These carbohydrates are differentiated from disaccharides and polysaccharides by the number of rings the chemical compound has. They are single ringed carbohydrates, while disaccharides like sucrose, also known as table sugar, have two rings. A special bond called a "glycisidic bond" joins these compounds together to form a disaccharide. In this case, sucrose is formed when fructose and glucose are bonded. Polysaccharides, like glycogen, are made of many monosaccharides joined together.
There are classifications based on how many carbon atoms these simple sugars have. The classifications by carbon atoms are as follows: Triose- 3, Tetrose- 4, Pentose- 5, Hexose- 6, Heptose- 7, Octose-8, Nonose- 9, and Decose- 10. The example above, glucose, is a hexose monosaccharide since is has six carbon atoms.

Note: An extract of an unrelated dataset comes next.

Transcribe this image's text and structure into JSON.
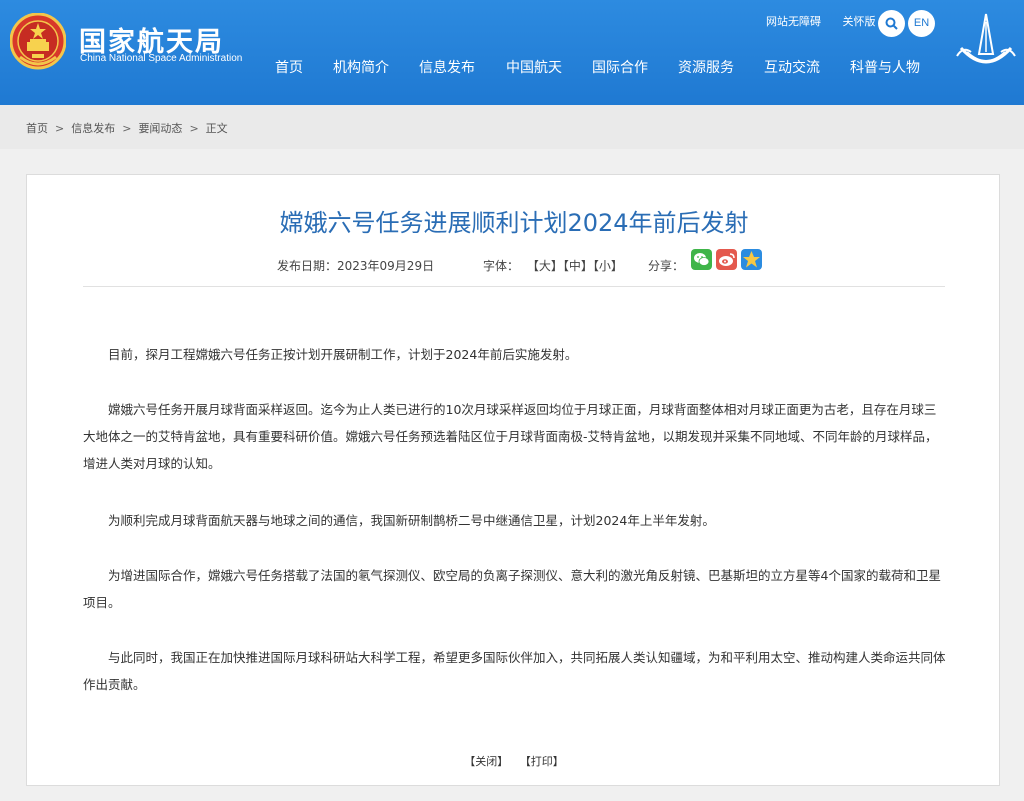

They are also classified as aldehyde or ketone, depending on what type of carbonyl group is contained in the formula. An aldehyde has a carbon bonded between hydrogen and oxygen, while a ketone has a bond between carbon and oxygen. These are expressed in formulaic mode as aldehyde (-CHO) or ketone (-CO-).
There are about 20 types of monosaccharides that occur naturally and about 50 that are formed synthetically. Some of the most well-known are glucose, fructose, and galactose.
These carbohydrates are absorbed into the body through the walls of the intestine. They are passed into the bloodstream and are stored to be used for energy later on. If they are stored long enough, certain carbohydrates will turn to fat.
Some, most notably fructose, have gotten attention for this ability to turn to fat. Studies in 2008 showed that the body tended to treat fructose differently than other carbohydrates. Most carbohydrates pass through the liver, where that organ decides whether to store or burn the product. The studies showed that fructose bypassed the liver and went immediately into the metabolism. Whatever was not burned immediately turned to glycogen, a type of body fat.
Like any carbohydrate, monosaccharides provide an invaluable service. They provide energy and balance to the human body and other living organisms. As with any nutritional consumption, people should consume them in moderation.
@sapphire12, while it is true that foods with only monosaccharides are often less nutritious, it is important to remember that the absorption of monosaccharides in your body will still give you energy, especially important for people who exercise often or otherwise burn a lot of calories each day. However, the structure of monosaccharides does mean it is important to avoid overconsumption of calories, though it is a concern with even more complex carbohydrates.
What we see from monosaccharides' structure is that the simpler the sugar, the less you can get from it nutritionally, and the easier it is for you to gain weight from eating that sugar. This is also what is meant when people refer to "simple" carbohydrates versus "complex" carbohydrates. Complex carbohydrate foods also have fiber, while most simple carbohydrate foods, or monosaccharide foods, are made up almost entirely of simple sugars and little else.